Mozambique clashes prompt thousands to flee to Malawi

One to the residential areas in the Kapise refugee camp, Mwanza, Malawi.
One to the residential areas in the Kapise refugee camp, Mwanza, Malawi. PHOTO: EPA

LISBON (BLOOMBERG) - More than 6,000 Mozambicans have fled to neighboring Malawi since mid-December to escape clashes between government forces and armed militants of the main opposition party Renamo, according to the United Nations High Commissioner for Refugees.

Most of the refugees are coming from the western coal-mining province of Tete, where government forces are battling armed militia of the Mozambique National Resistance, or Renamo, Tina Ghelli, UNHCR's spokeswoman for southern Africa, said by phone on Friday from Tshwane, the South African capital.

"The number of people fleeing Mozambique has been increasing because of the clashes between Renamo and government forces," Ghelli said.

Almost all of the new arrivals are staying at Kapise village, about 100 kilometers (62 miles) south of Malawi's capital, Lilongwe, UNHCR said in a statement on Thursday (Feb 18).

Mozambican government officials have visited Kapise at least three times since mid-January to discuss the possibility of returning the asylum seekers to Mozambique, according to the statement.

Renamo and the ruling Front for the Liberation of Mozambique, or Frelimo, fought a 16-year civil war that ended in 1992. Frelimo won the country's first democratic elections two years later. The party has ruled the southeast African nation of 26 million people since the country's 1975 independence from Portugal.

Sporadic clashes erupted in 2013 in central Mozambique, and a cease-fire was agreed in September the following year in time for elections the next month. Fighting flared again last year.
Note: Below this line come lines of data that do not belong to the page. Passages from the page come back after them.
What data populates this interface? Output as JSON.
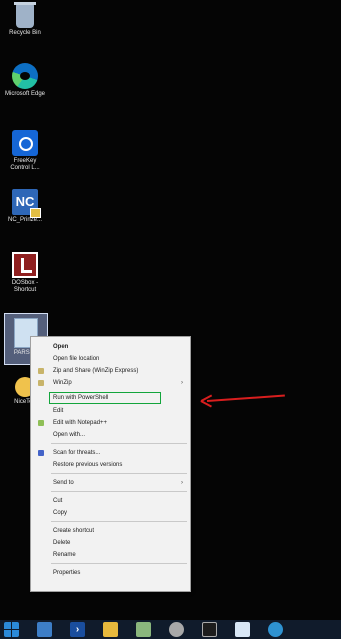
{
  "desktop": {
    "icons": [
      {
        "name": "recycle-bin",
        "label": "Recycle Bin"
      },
      {
        "name": "microsoft-edge",
        "label": "Microsoft Edge"
      },
      {
        "name": "freekey-control",
        "label": "FreeKey Control L..."
      },
      {
        "name": "nc-shortcut",
        "label": "NC_Prinze..."
      },
      {
        "name": "dosbox-shortcut",
        "label": "DOSbox - Shortcut"
      },
      {
        "name": "selected-file",
        "label": "PARSER"
      },
      {
        "name": "yellow-app",
        "label": "NiceTo.."
      }
    ]
  },
  "context_menu": {
    "items": [
      {
        "label": "Open",
        "icon": null,
        "submenu": false
      },
      {
        "label": "Open file location",
        "icon": null,
        "submenu": false
      },
      {
        "label": "Zip and Share (WinZip Express)",
        "icon": "winzip-icon",
        "submenu": false
      },
      {
        "label": "WinZip",
        "icon": "winzip-icon",
        "submenu": true
      },
      {
        "label": "Run with PowerShell",
        "icon": null,
        "submenu": false
      },
      {
        "label": "Edit",
        "icon": null,
        "submenu": false
      },
      {
        "label": "Edit with Notepad++",
        "icon": "notepadpp-icon",
        "submenu": false
      },
      {
        "label": "Open with...",
        "icon": null,
        "submenu": false
      },
      {
        "label": "Scan for threats...",
        "icon": "shield-icon",
        "submenu": false
      },
      {
        "label": "Restore previous versions",
        "icon": null,
        "submenu": false
      },
      {
        "label": "Send to",
        "icon": null,
        "submenu": true
      },
      {
        "label": "Cut",
        "icon": null,
        "submenu": false
      },
      {
        "label": "Copy",
        "icon": null,
        "submenu": false
      },
      {
        "label": "Create shortcut",
        "icon": null,
        "submenu": false
      },
      {
        "label": "Delete",
        "icon": null,
        "submenu": false
      },
      {
        "label": "Rename",
        "icon": null,
        "submenu": false
      },
      {
        "label": "Properties",
        "icon": null,
        "submenu": false
      }
    ],
    "submenu_glyph": "›"
  },
  "annotation": {
    "color": "#d91e1e",
    "highlight_color": "#13a53c"
  },
  "taskbar": {
    "items": [
      "start-button",
      "file-explorer",
      "powershell",
      "folder",
      "server-manager",
      "tools",
      "command-prompt",
      "notepad",
      "edge"
    ],
    "powershell_glyph": "›"
  }
}
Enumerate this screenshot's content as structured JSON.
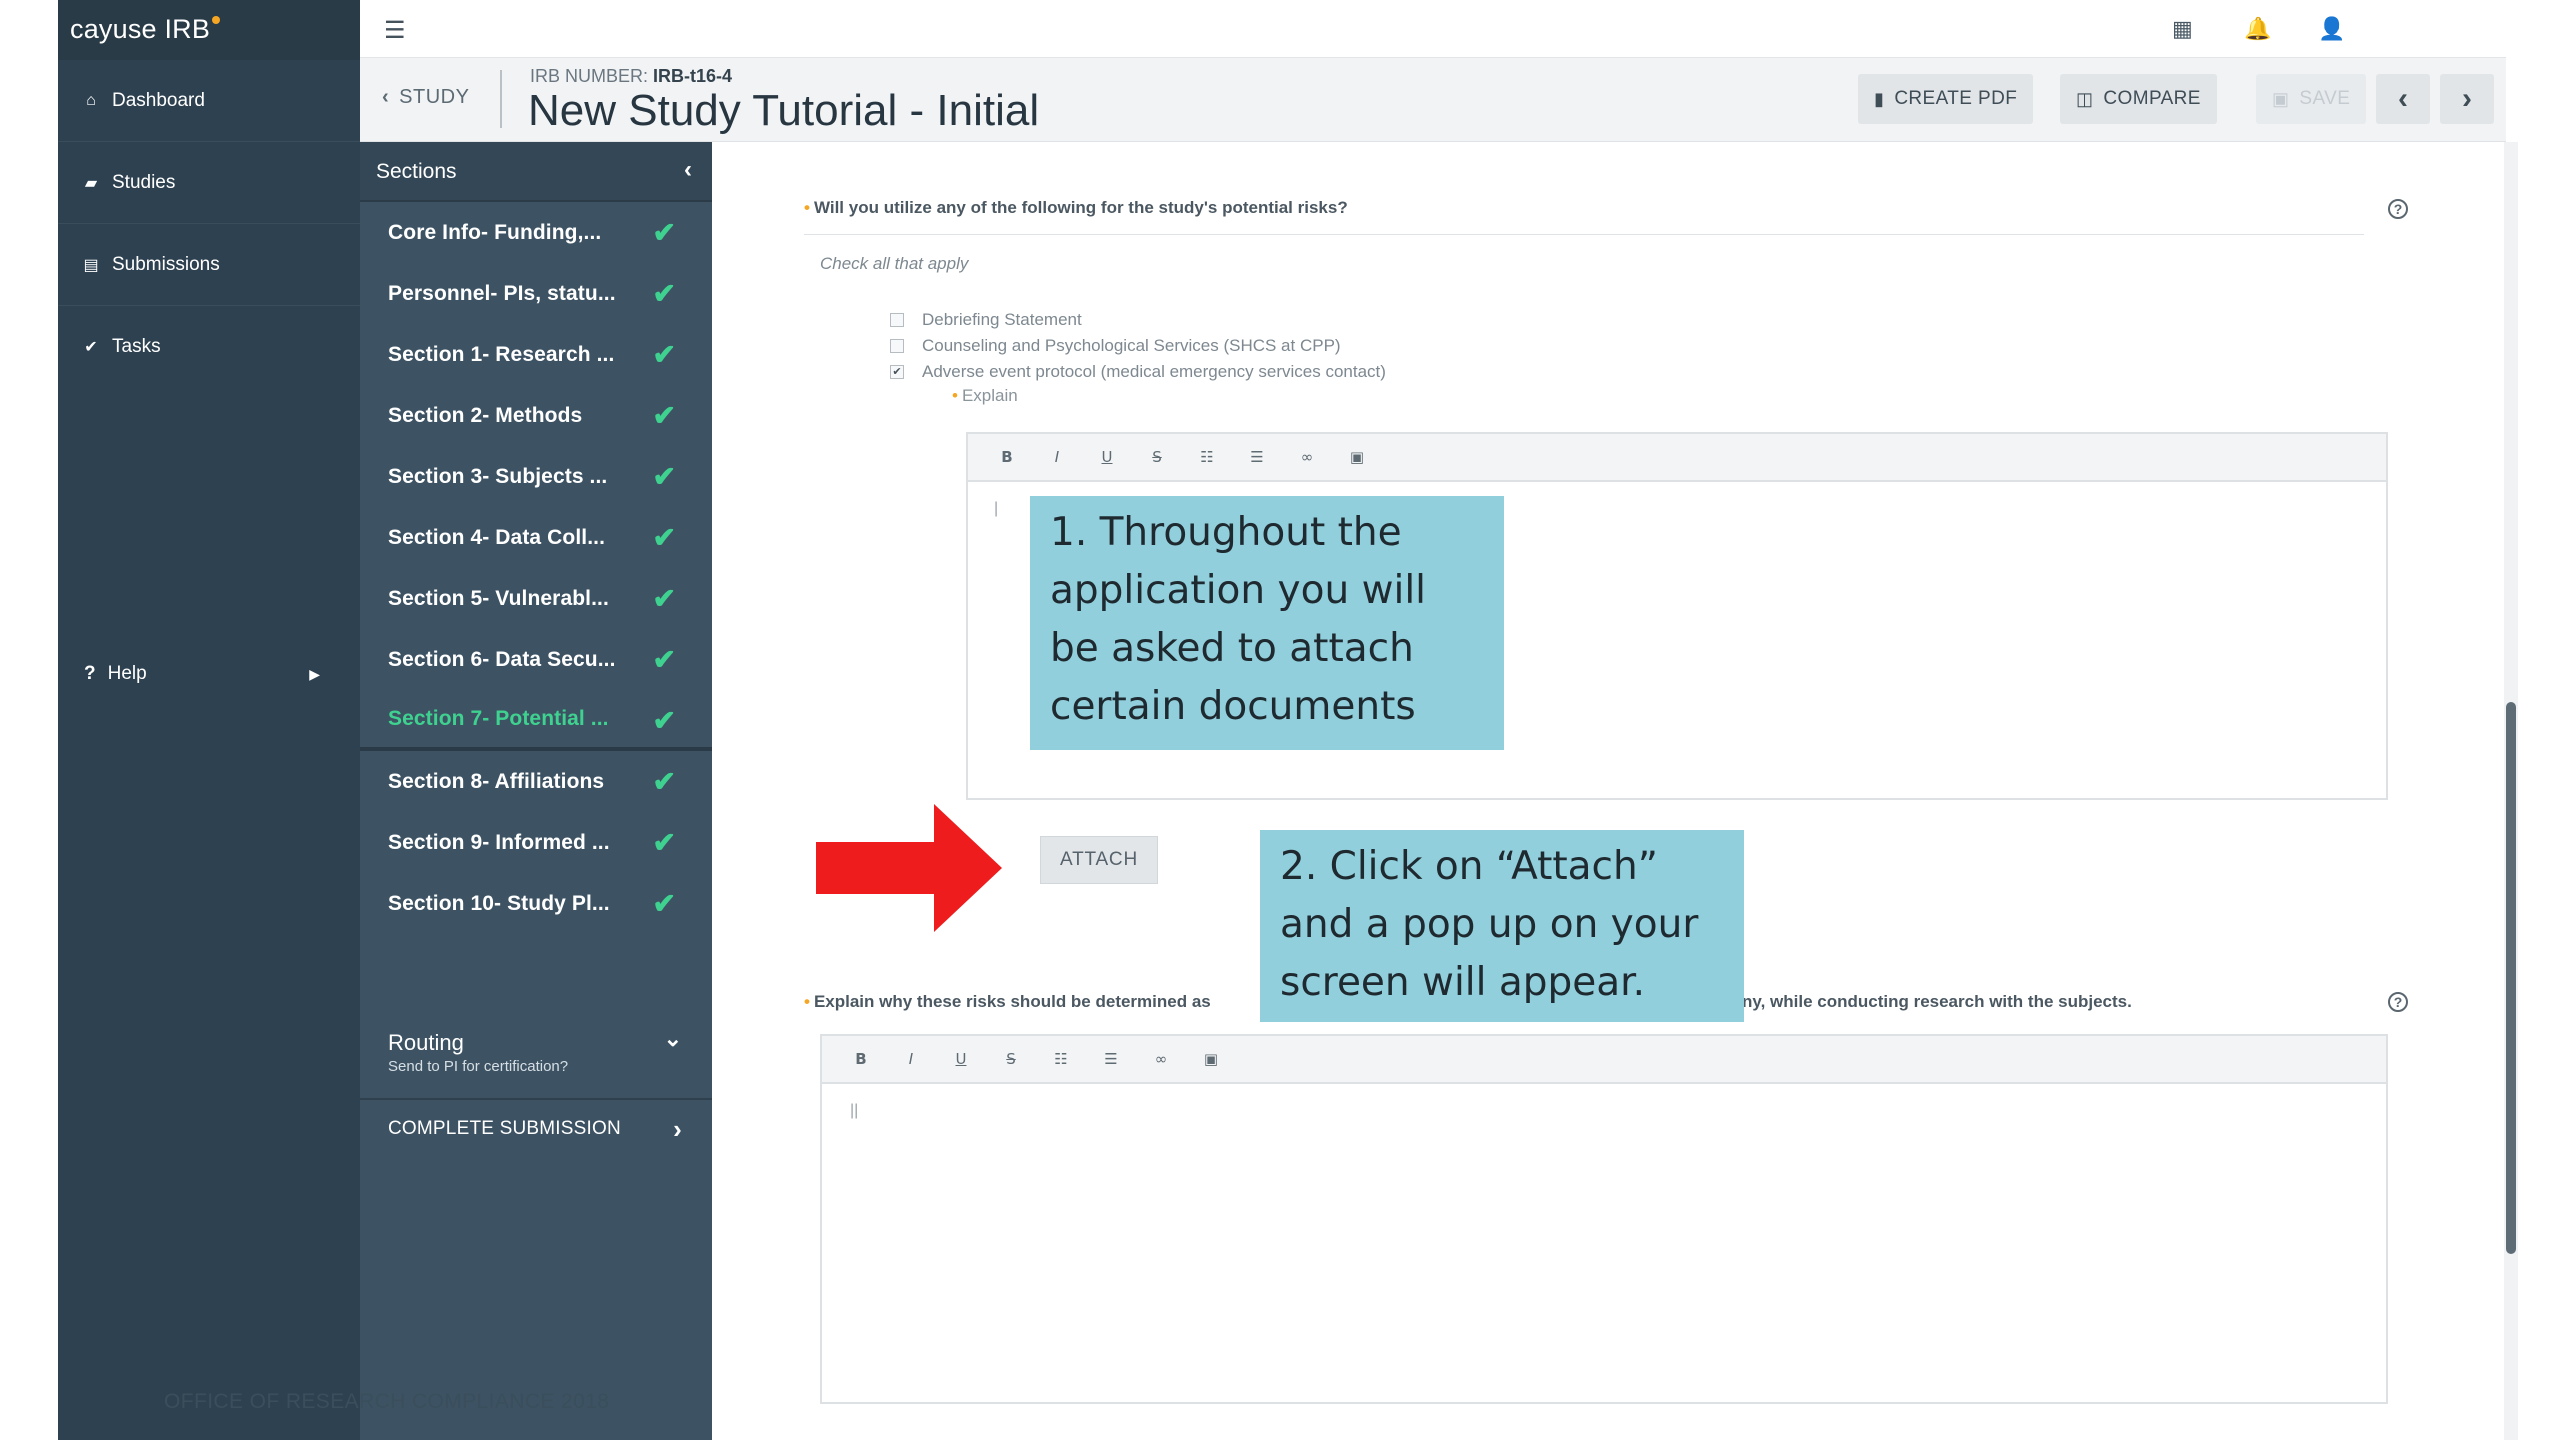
{
  "app": {
    "brand": "cayuse IRB"
  },
  "leftnav": {
    "items": [
      {
        "label": "Dashboard",
        "icon": "home-icon"
      },
      {
        "label": "Studies",
        "icon": "folder-icon"
      },
      {
        "label": "Submissions",
        "icon": "document-icon"
      },
      {
        "label": "Tasks",
        "icon": "check-icon"
      }
    ],
    "help": "Help"
  },
  "header": {
    "back_label": "STUDY",
    "irb_label": "IRB NUMBER:",
    "irb_number": "IRB-t16-4",
    "title": "New Study Tutorial - Initial",
    "buttons": {
      "create_pdf": "CREATE PDF",
      "compare": "COMPARE",
      "save": "SAVE"
    }
  },
  "sections": {
    "header": "Sections",
    "items": [
      {
        "label": "Core Info- Funding,...",
        "complete": true
      },
      {
        "label": "Personnel- PIs, statu...",
        "complete": true
      },
      {
        "label": "Section 1- Research ...",
        "complete": true
      },
      {
        "label": "Section 2- Methods",
        "complete": true
      },
      {
        "label": "Section 3- Subjects ...",
        "complete": true
      },
      {
        "label": "Section 4- Data Coll...",
        "complete": true
      },
      {
        "label": "Section 5- Vulnerabl...",
        "complete": true
      },
      {
        "label": "Section 6- Data Secu...",
        "complete": true
      },
      {
        "label": "Section 7- Potential ...",
        "complete": true,
        "active": true
      },
      {
        "label": "Section 8- Affiliations",
        "complete": true
      },
      {
        "label": "Section 9- Informed ...",
        "complete": true
      },
      {
        "label": "Section 10- Study Pl...",
        "complete": true
      }
    ],
    "routing_title": "Routing",
    "routing_sub": "Send to PI for certification?",
    "complete_submission": "COMPLETE SUBMISSION"
  },
  "main": {
    "question1": "Will you utilize any of the following for the study's potential risks?",
    "check_all": "Check all that apply",
    "options": [
      {
        "label": "Debriefing Statement",
        "checked": false
      },
      {
        "label": "Counseling and Psychological Services (SHCS at CPP)",
        "checked": false
      },
      {
        "label": "Adverse event protocol (medical emergency services contact)",
        "checked": true
      }
    ],
    "explain_label": "Explain",
    "toolbar": [
      "B",
      "I",
      "U",
      "S",
      "list-ordered",
      "list-bulleted",
      "link",
      "image"
    ],
    "attach_label": "ATTACH",
    "question2_start": "Explain why these risks should be determined as",
    "question2_end": "ny, while conducting research with the subjects."
  },
  "callouts": {
    "one": "1. Throughout the application you will be asked to attach certain documents",
    "two": "2. Click on “Attach” and a pop up on your screen will appear."
  },
  "footer": "OFFICE OF RESEARCH COMPLIANCE 2018",
  "colors": {
    "nav": "#2e4150",
    "sections": "#3d5364",
    "check": "#3fd18f",
    "callout": "#92cfdc",
    "arrow": "#ee1c1c"
  }
}
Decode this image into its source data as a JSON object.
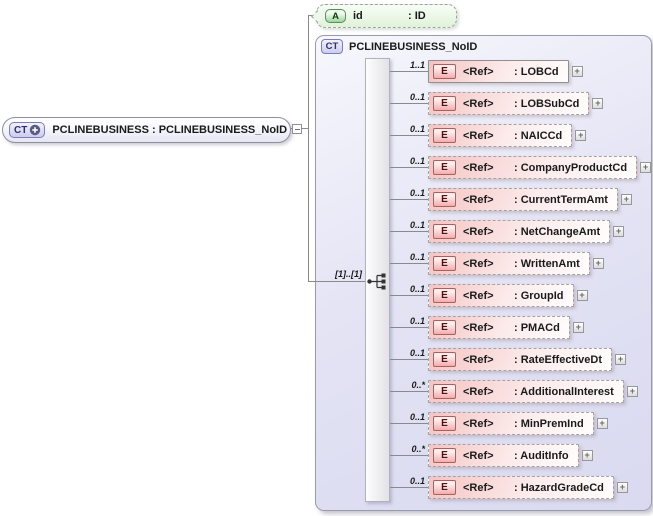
{
  "root_element": {
    "badge": "CT",
    "label": "PCLINEBUSINESS : PCLINEBUSINESS_NoID"
  },
  "attribute": {
    "badge": "A",
    "name": "id",
    "type": ": ID"
  },
  "complex_type": {
    "badge": "CT",
    "title": "PCLINEBUSINESS_NoID",
    "compositor": "sequence",
    "sequence_cardinality": "[1]..[1]"
  },
  "expand_button_label": "+",
  "elements": [
    {
      "cardinality": "1..1",
      "badge": "E",
      "ref": "<Ref>",
      "type": ": LOBCd",
      "required": true
    },
    {
      "cardinality": "0..1",
      "badge": "E",
      "ref": "<Ref>",
      "type": ": LOBSubCd",
      "required": false
    },
    {
      "cardinality": "0..1",
      "badge": "E",
      "ref": "<Ref>",
      "type": ": NAICCd",
      "required": false
    },
    {
      "cardinality": "0..1",
      "badge": "E",
      "ref": "<Ref>",
      "type": ": CompanyProductCd",
      "required": false
    },
    {
      "cardinality": "0..1",
      "badge": "E",
      "ref": "<Ref>",
      "type": ": CurrentTermAmt",
      "required": false
    },
    {
      "cardinality": "0..1",
      "badge": "E",
      "ref": "<Ref>",
      "type": ": NetChangeAmt",
      "required": false
    },
    {
      "cardinality": "0..1",
      "badge": "E",
      "ref": "<Ref>",
      "type": ": WrittenAmt",
      "required": false
    },
    {
      "cardinality": "0..1",
      "badge": "E",
      "ref": "<Ref>",
      "type": ": GroupId",
      "required": false
    },
    {
      "cardinality": "0..1",
      "badge": "E",
      "ref": "<Ref>",
      "type": ": PMACd",
      "required": false
    },
    {
      "cardinality": "0..1",
      "badge": "E",
      "ref": "<Ref>",
      "type": ": RateEffectiveDt",
      "required": false
    },
    {
      "cardinality": "0..*",
      "badge": "E",
      "ref": "<Ref>",
      "type": ": AdditionalInterest",
      "required": false
    },
    {
      "cardinality": "0..1",
      "badge": "E",
      "ref": "<Ref>",
      "type": ": MinPremInd",
      "required": false
    },
    {
      "cardinality": "0..*",
      "badge": "E",
      "ref": "<Ref>",
      "type": ": AuditInfo",
      "required": false
    },
    {
      "cardinality": "0..1",
      "badge": "E",
      "ref": "<Ref>",
      "type": ": HazardGradeCd",
      "required": false
    }
  ],
  "colors": {
    "complex_type_fill": "#e4e4f5",
    "element_fill": "#f5c3c3",
    "attribute_fill": "#e0f2da",
    "connector_line": "#8a8a8a"
  }
}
Mozambique is developing projects that could make it the third-largest exporter of liquefied natural gas.